Rich Keith also explained that influencer marketing campaigns that fail are likely to be those with too many restrictions. It’s important to ensure that the content is in the tone, voice and spirit of the influencer to ensure authenticity. How the creator approaches the campaign makes a huge difference – don’t just make them read some product benefits from a list. Instead their delivery needs to be authentic, and they need to sound genuinely engaged, positive and enthusiastic.

What else do I need to know?

Another key point to be aware of is the law and regulations which affect influencer marketing campaigns. Although the guidelines can be restrictive, they are relatively easy to follow.

As explained during the seminar by Isabel Davies from Purewal and Partners, a law firm that specialises in influencer work: “The big thing for brands to be aware of is paid promotions and disclosures and audience ages – these are the main things to think about when looking at contracts.”

Although the ASA has historically been the only regulator for influencer practice, the CMA have started to get involved and handing out enforcement orders and sanctions to brands and influencers regarding disclosure practice.

The important thing for brands and influencers to be aware of is disclosing when a post or video is sponsored or endorsed. Here are some key things that you should be aware of:

  • It’s important for influencers to be transparent with their followers and make it clear when an ad is an ad.
  • Freebies (products or services that are received unexpectedly) must be disclosed in posts/videos.
  • In post captions, the #ad or #advert placement should be visible and prominent, which normally means that it should come at the start.
  • In addition, influencers also need to disclose if they have had a relationship with the brand in the past year – for example, if they have used their products or services before.
  • For both brands and influencers, before you start working together you need to make sure that contracts set out what is required by both parties (for example, who owns the content that’s being made, whose channel it will appear on and for how long, approval rights, editorial control and what happens in the event that content gets taken down) and this should also be audited too.
  • Be mindful of the age of your brands/influencer’s audience. If you are showing adult content e.g. alcohol or 18+ rated games, you need to understand the responsibilities that you have from a brand perspective.

What do the influencers say?

During the seminar, a panel of influencers spoke about their experiences of working with brands and shared their key tips for success. Here’s what they had to say:

Nicole Serrao: “For me, it’s important to be as authentic with my audience as possible, so after I have done sponsored posts I always try to continue using those products so that the campaign resonates on a deeper level.”

Tom Burns: “It’s vital to make sure that the content is authentic – you can always tell when someone is reading from a script rather than actually engaging with the brand.”

Mark Turpin: “Don’t try and change the personality of the influencer you’re working with.

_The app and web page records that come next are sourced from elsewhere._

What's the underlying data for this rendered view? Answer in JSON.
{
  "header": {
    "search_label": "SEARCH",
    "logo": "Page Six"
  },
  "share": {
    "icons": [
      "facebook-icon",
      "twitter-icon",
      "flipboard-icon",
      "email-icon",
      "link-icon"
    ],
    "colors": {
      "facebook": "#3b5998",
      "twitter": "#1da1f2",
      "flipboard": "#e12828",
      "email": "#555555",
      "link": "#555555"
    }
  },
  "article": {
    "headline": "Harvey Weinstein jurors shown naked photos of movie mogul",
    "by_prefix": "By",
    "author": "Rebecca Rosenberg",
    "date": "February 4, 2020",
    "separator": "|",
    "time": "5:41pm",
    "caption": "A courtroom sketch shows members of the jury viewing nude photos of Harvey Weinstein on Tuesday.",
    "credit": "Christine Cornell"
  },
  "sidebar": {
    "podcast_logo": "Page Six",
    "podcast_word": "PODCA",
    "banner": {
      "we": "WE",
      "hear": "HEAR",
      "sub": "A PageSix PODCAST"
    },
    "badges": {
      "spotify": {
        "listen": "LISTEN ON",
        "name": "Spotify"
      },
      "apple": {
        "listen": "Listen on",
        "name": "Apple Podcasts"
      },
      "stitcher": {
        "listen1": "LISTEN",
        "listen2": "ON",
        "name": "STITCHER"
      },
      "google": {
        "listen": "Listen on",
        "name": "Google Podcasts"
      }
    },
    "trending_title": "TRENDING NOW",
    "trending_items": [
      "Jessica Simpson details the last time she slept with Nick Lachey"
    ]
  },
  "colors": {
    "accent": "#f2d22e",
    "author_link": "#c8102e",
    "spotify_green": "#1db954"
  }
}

At the end of the day you are choosing to work with someone who has power, and they need to be able to speak authentically with that voice so that it works with your message.”

Jamie Jo: “Before working with an influencer, brands need to listen to the person they want to work with – they need to give them a voice, give them a role, and pay attention to the needs of their audience.”

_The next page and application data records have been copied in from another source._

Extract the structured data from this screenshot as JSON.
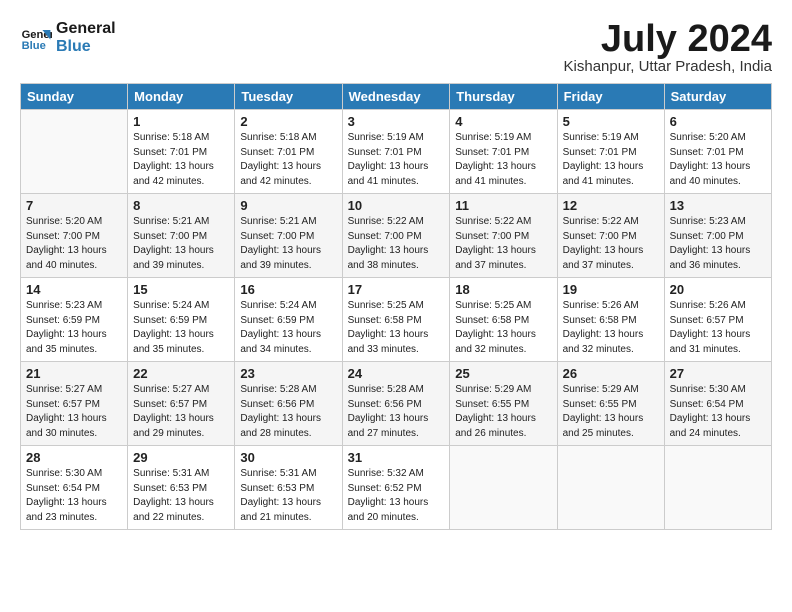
{
  "header": {
    "logo_line1": "General",
    "logo_line2": "Blue",
    "month_year": "July 2024",
    "location": "Kishanpur, Uttar Pradesh, India"
  },
  "days_of_week": [
    "Sunday",
    "Monday",
    "Tuesday",
    "Wednesday",
    "Thursday",
    "Friday",
    "Saturday"
  ],
  "weeks": [
    [
      {
        "day": "",
        "sunrise": "",
        "sunset": "",
        "daylight": ""
      },
      {
        "day": "1",
        "sunrise": "5:18 AM",
        "sunset": "7:01 PM",
        "daylight": "13 hours and 42 minutes."
      },
      {
        "day": "2",
        "sunrise": "5:18 AM",
        "sunset": "7:01 PM",
        "daylight": "13 hours and 42 minutes."
      },
      {
        "day": "3",
        "sunrise": "5:19 AM",
        "sunset": "7:01 PM",
        "daylight": "13 hours and 41 minutes."
      },
      {
        "day": "4",
        "sunrise": "5:19 AM",
        "sunset": "7:01 PM",
        "daylight": "13 hours and 41 minutes."
      },
      {
        "day": "5",
        "sunrise": "5:19 AM",
        "sunset": "7:01 PM",
        "daylight": "13 hours and 41 minutes."
      },
      {
        "day": "6",
        "sunrise": "5:20 AM",
        "sunset": "7:01 PM",
        "daylight": "13 hours and 40 minutes."
      }
    ],
    [
      {
        "day": "7",
        "sunrise": "5:20 AM",
        "sunset": "7:00 PM",
        "daylight": "13 hours and 40 minutes."
      },
      {
        "day": "8",
        "sunrise": "5:21 AM",
        "sunset": "7:00 PM",
        "daylight": "13 hours and 39 minutes."
      },
      {
        "day": "9",
        "sunrise": "5:21 AM",
        "sunset": "7:00 PM",
        "daylight": "13 hours and 39 minutes."
      },
      {
        "day": "10",
        "sunrise": "5:22 AM",
        "sunset": "7:00 PM",
        "daylight": "13 hours and 38 minutes."
      },
      {
        "day": "11",
        "sunrise": "5:22 AM",
        "sunset": "7:00 PM",
        "daylight": "13 hours and 37 minutes."
      },
      {
        "day": "12",
        "sunrise": "5:22 AM",
        "sunset": "7:00 PM",
        "daylight": "13 hours and 37 minutes."
      },
      {
        "day": "13",
        "sunrise": "5:23 AM",
        "sunset": "7:00 PM",
        "daylight": "13 hours and 36 minutes."
      }
    ],
    [
      {
        "day": "14",
        "sunrise": "5:23 AM",
        "sunset": "6:59 PM",
        "daylight": "13 hours and 35 minutes."
      },
      {
        "day": "15",
        "sunrise": "5:24 AM",
        "sunset": "6:59 PM",
        "daylight": "13 hours and 35 minutes."
      },
      {
        "day": "16",
        "sunrise": "5:24 AM",
        "sunset": "6:59 PM",
        "daylight": "13 hours and 34 minutes."
      },
      {
        "day": "17",
        "sunrise": "5:25 AM",
        "sunset": "6:58 PM",
        "daylight": "13 hours and 33 minutes."
      },
      {
        "day": "18",
        "sunrise": "5:25 AM",
        "sunset": "6:58 PM",
        "daylight": "13 hours and 32 minutes."
      },
      {
        "day": "19",
        "sunrise": "5:26 AM",
        "sunset": "6:58 PM",
        "daylight": "13 hours and 32 minutes."
      },
      {
        "day": "20",
        "sunrise": "5:26 AM",
        "sunset": "6:57 PM",
        "daylight": "13 hours and 31 minutes."
      }
    ],
    [
      {
        "day": "21",
        "sunrise": "5:27 AM",
        "sunset": "6:57 PM",
        "daylight": "13 hours and 30 minutes."
      },
      {
        "day": "22",
        "sunrise": "5:27 AM",
        "sunset": "6:57 PM",
        "daylight": "13 hours and 29 minutes."
      },
      {
        "day": "23",
        "sunrise": "5:28 AM",
        "sunset": "6:56 PM",
        "daylight": "13 hours and 28 minutes."
      },
      {
        "day": "24",
        "sunrise": "5:28 AM",
        "sunset": "6:56 PM",
        "daylight": "13 hours and 27 minutes."
      },
      {
        "day": "25",
        "sunrise": "5:29 AM",
        "sunset": "6:55 PM",
        "daylight": "13 hours and 26 minutes."
      },
      {
        "day": "26",
        "sunrise": "5:29 AM",
        "sunset": "6:55 PM",
        "daylight": "13 hours and 25 minutes."
      },
      {
        "day": "27",
        "sunrise": "5:30 AM",
        "sunset": "6:54 PM",
        "daylight": "13 hours and 24 minutes."
      }
    ],
    [
      {
        "day": "28",
        "sunrise": "5:30 AM",
        "sunset": "6:54 PM",
        "daylight": "13 hours and 23 minutes."
      },
      {
        "day": "29",
        "sunrise": "5:31 AM",
        "sunset": "6:53 PM",
        "daylight": "13 hours and 22 minutes."
      },
      {
        "day": "30",
        "sunrise": "5:31 AM",
        "sunset": "6:53 PM",
        "daylight": "13 hours and 21 minutes."
      },
      {
        "day": "31",
        "sunrise": "5:32 AM",
        "sunset": "6:52 PM",
        "daylight": "13 hours and 20 minutes."
      },
      {
        "day": "",
        "sunrise": "",
        "sunset": "",
        "daylight": ""
      },
      {
        "day": "",
        "sunrise": "",
        "sunset": "",
        "daylight": ""
      },
      {
        "day": "",
        "sunrise": "",
        "sunset": "",
        "daylight": ""
      }
    ]
  ]
}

Checklist for success

To help you create an influencer marketing campaign that gets results, here’s a checklist for success that you should follow:

  1. Make sure you know your campaign goals.
  2. Do deep background research on the creators/influencers that you want to work with – are there any skeletons in their closet and how do they create content?
  3. Understand which metrics (followers, subscribers, views) matter for your campaign and ensure you track them.
  4. Make sure the content is right for both the creator and the audience (and that it will surprise and delight them too!)

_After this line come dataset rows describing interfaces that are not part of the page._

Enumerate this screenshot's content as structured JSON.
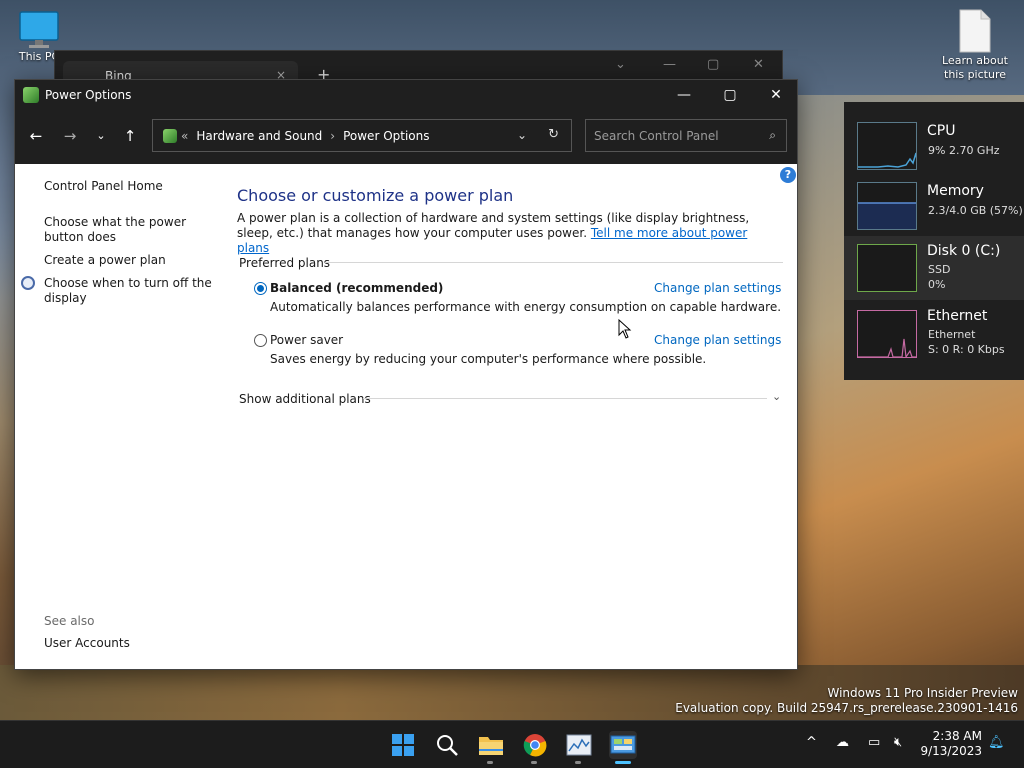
{
  "desktop": {
    "icons": [
      {
        "label": "This PC"
      },
      {
        "label": "Learn about this picture"
      }
    ],
    "watermark_line1": "Windows 11 Pro Insider Preview",
    "watermark_line2": "Evaluation copy. Build 25947.rs_prerelease.230901-1416"
  },
  "background_window": {
    "tab_title": "Bing",
    "close_glyph": "×",
    "new_tab_glyph": "+"
  },
  "window": {
    "title": "Power Options",
    "breadcrumb": {
      "overflow": "«",
      "items": [
        "Hardware and Sound",
        "Power Options"
      ],
      "separator": "›"
    },
    "search_placeholder": "Search Control Panel",
    "help_glyph": "?"
  },
  "sidebar": {
    "links": [
      "Control Panel Home",
      "Choose what the power button does",
      "Create a power plan",
      "Choose when to turn off the display"
    ],
    "see_also_title": "See also",
    "see_also_links": [
      "User Accounts"
    ]
  },
  "main": {
    "heading": "Choose or customize a power plan",
    "intro": "A power plan is a collection of hardware and system settings (like display brightness, sleep, etc.) that manages how your computer uses power.",
    "intro_link": "Tell me more about power plans",
    "group_title": "Preferred plans",
    "plans": [
      {
        "name": "Balanced (recommended)",
        "selected": true,
        "description": "Automatically balances performance with energy consumption on capable hardware.",
        "action": "Change plan settings"
      },
      {
        "name": "Power saver",
        "selected": false,
        "description": "Saves energy by reducing your computer's performance where possible.",
        "action": "Change plan settings"
      }
    ],
    "show_more": "Show additional plans"
  },
  "performance": {
    "rows": [
      {
        "name": "CPU",
        "lines": [
          "9% 2.70 GHz"
        ],
        "color": "#4aa3d8"
      },
      {
        "name": "Memory",
        "lines": [
          "2.3/4.0 GB (57%)"
        ],
        "color": "#5b8dd6"
      },
      {
        "name": "Disk 0 (C:)",
        "lines": [
          "SSD",
          "0%"
        ],
        "color": "#6ea84a"
      },
      {
        "name": "Ethernet",
        "lines": [
          "Ethernet",
          "S: 0 R: 0 Kbps"
        ],
        "color": "#c56aa3"
      }
    ]
  },
  "taskbar": {
    "apps": [
      "start-icon",
      "search-icon",
      "file-explorer-icon",
      "chrome-icon",
      "performance-monitor-icon",
      "control-panel-icon"
    ],
    "tray_chevron": "^",
    "clock_time": "2:38 AM",
    "clock_date": "9/13/2023"
  },
  "colors": {
    "accent": "#0067c0",
    "link": "#0066cc",
    "heading": "#1e3287",
    "titlebar": "#1f1f1f"
  }
}
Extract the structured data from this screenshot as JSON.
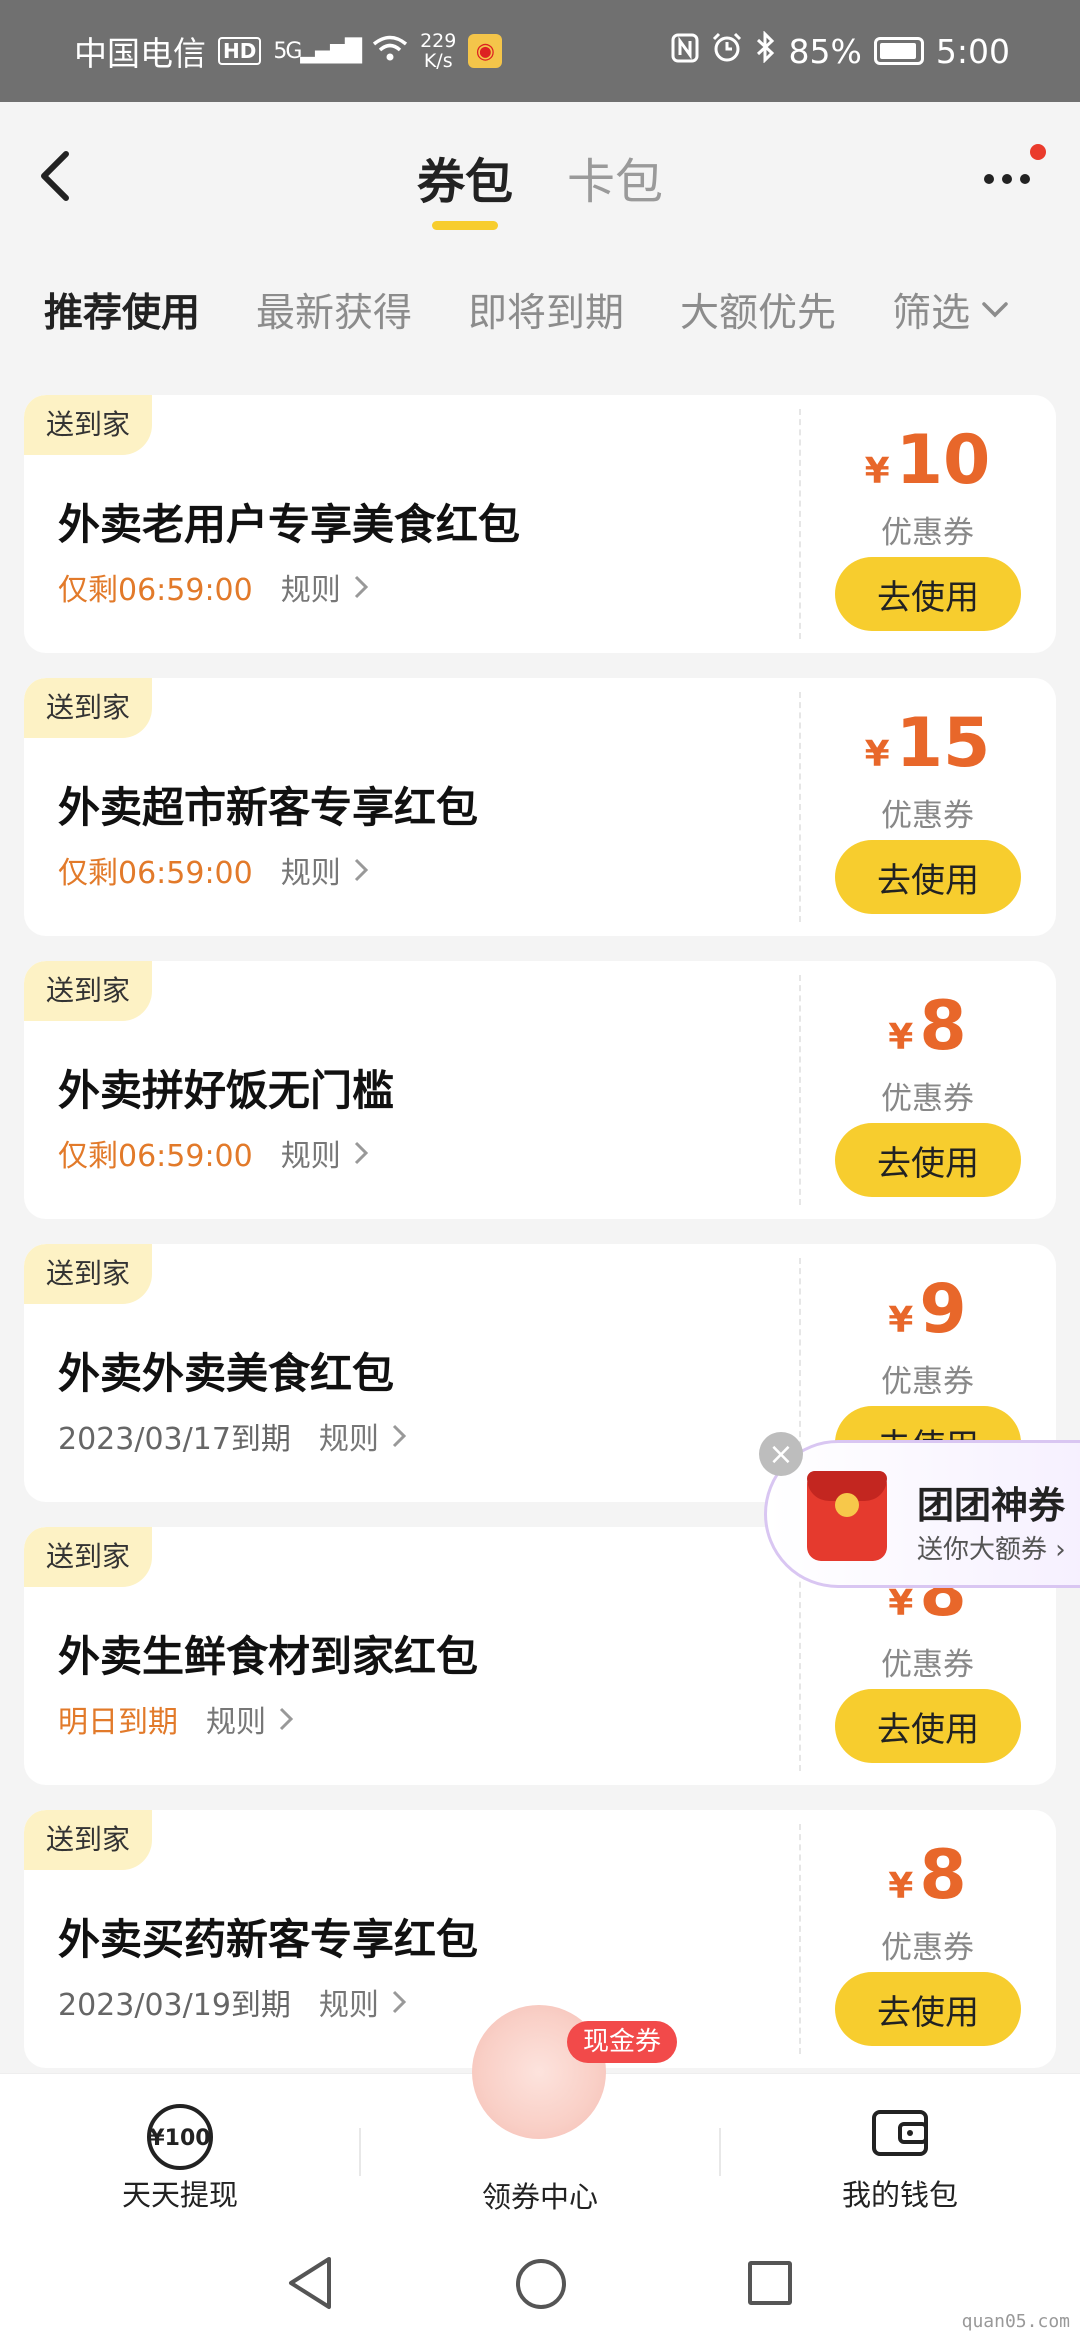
{
  "status_bar": {
    "carrier": "中国电信",
    "hd": "HD",
    "network": "5G",
    "speed_value": "229",
    "speed_unit": "K/s",
    "battery": "85%",
    "time": "5:00"
  },
  "header": {
    "tabs": [
      {
        "label": "券包",
        "active": true
      },
      {
        "label": "卡包",
        "active": false
      }
    ]
  },
  "sort_tabs": [
    {
      "label": "推荐使用",
      "active": true
    },
    {
      "label": "最新获得",
      "active": false
    },
    {
      "label": "即将到期",
      "active": false
    },
    {
      "label": "大额优先",
      "active": false
    }
  ],
  "filter_label": "筛选",
  "coupons": [
    {
      "tag": "送到家",
      "title": "外卖老用户专享美食红包",
      "expiry": "仅剩06:59:00",
      "expiry_style": "orange",
      "rule": "规则",
      "currency": "¥",
      "amount": "10",
      "type": "优惠券",
      "button": "去使用"
    },
    {
      "tag": "送到家",
      "title": "外卖超市新客专享红包",
      "expiry": "仅剩06:59:00",
      "expiry_style": "orange",
      "rule": "规则",
      "currency": "¥",
      "amount": "15",
      "type": "优惠券",
      "button": "去使用"
    },
    {
      "tag": "送到家",
      "title": "外卖拼好饭无门槛",
      "expiry": "仅剩06:59:00",
      "expiry_style": "orange",
      "rule": "规则",
      "currency": "¥",
      "amount": "8",
      "type": "优惠券",
      "button": "去使用"
    },
    {
      "tag": "送到家",
      "title": "外卖外卖美食红包",
      "expiry": "2023/03/17到期",
      "expiry_style": "gray",
      "rule": "规则",
      "currency": "¥",
      "amount": "9",
      "type": "优惠券",
      "button": "去使用"
    },
    {
      "tag": "送到家",
      "title": "外卖生鲜食材到家红包",
      "expiry": "明日到期",
      "expiry_style": "orange",
      "rule": "规则",
      "currency": "¥",
      "amount": "8",
      "type": "优惠券",
      "button": "去使用"
    },
    {
      "tag": "送到家",
      "title": "外卖买药新客专享红包",
      "expiry": "2023/03/19到期",
      "expiry_style": "gray",
      "rule": "规则",
      "currency": "¥",
      "amount": "8",
      "type": "优惠券",
      "button": "去使用"
    }
  ],
  "promo": {
    "title": "团团神券",
    "subtitle": "送你大额券"
  },
  "bottom_nav": {
    "left": {
      "label": "天天提现",
      "icon_text": "¥100"
    },
    "center": {
      "label": "领券中心",
      "badge": "现金券"
    },
    "right": {
      "label": "我的钱包"
    }
  },
  "watermark": "quan05.com"
}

Read more about our experiences at Social Media Week Bristol – and if you went along, connect with us on Twitter to tell us what you thought of the events.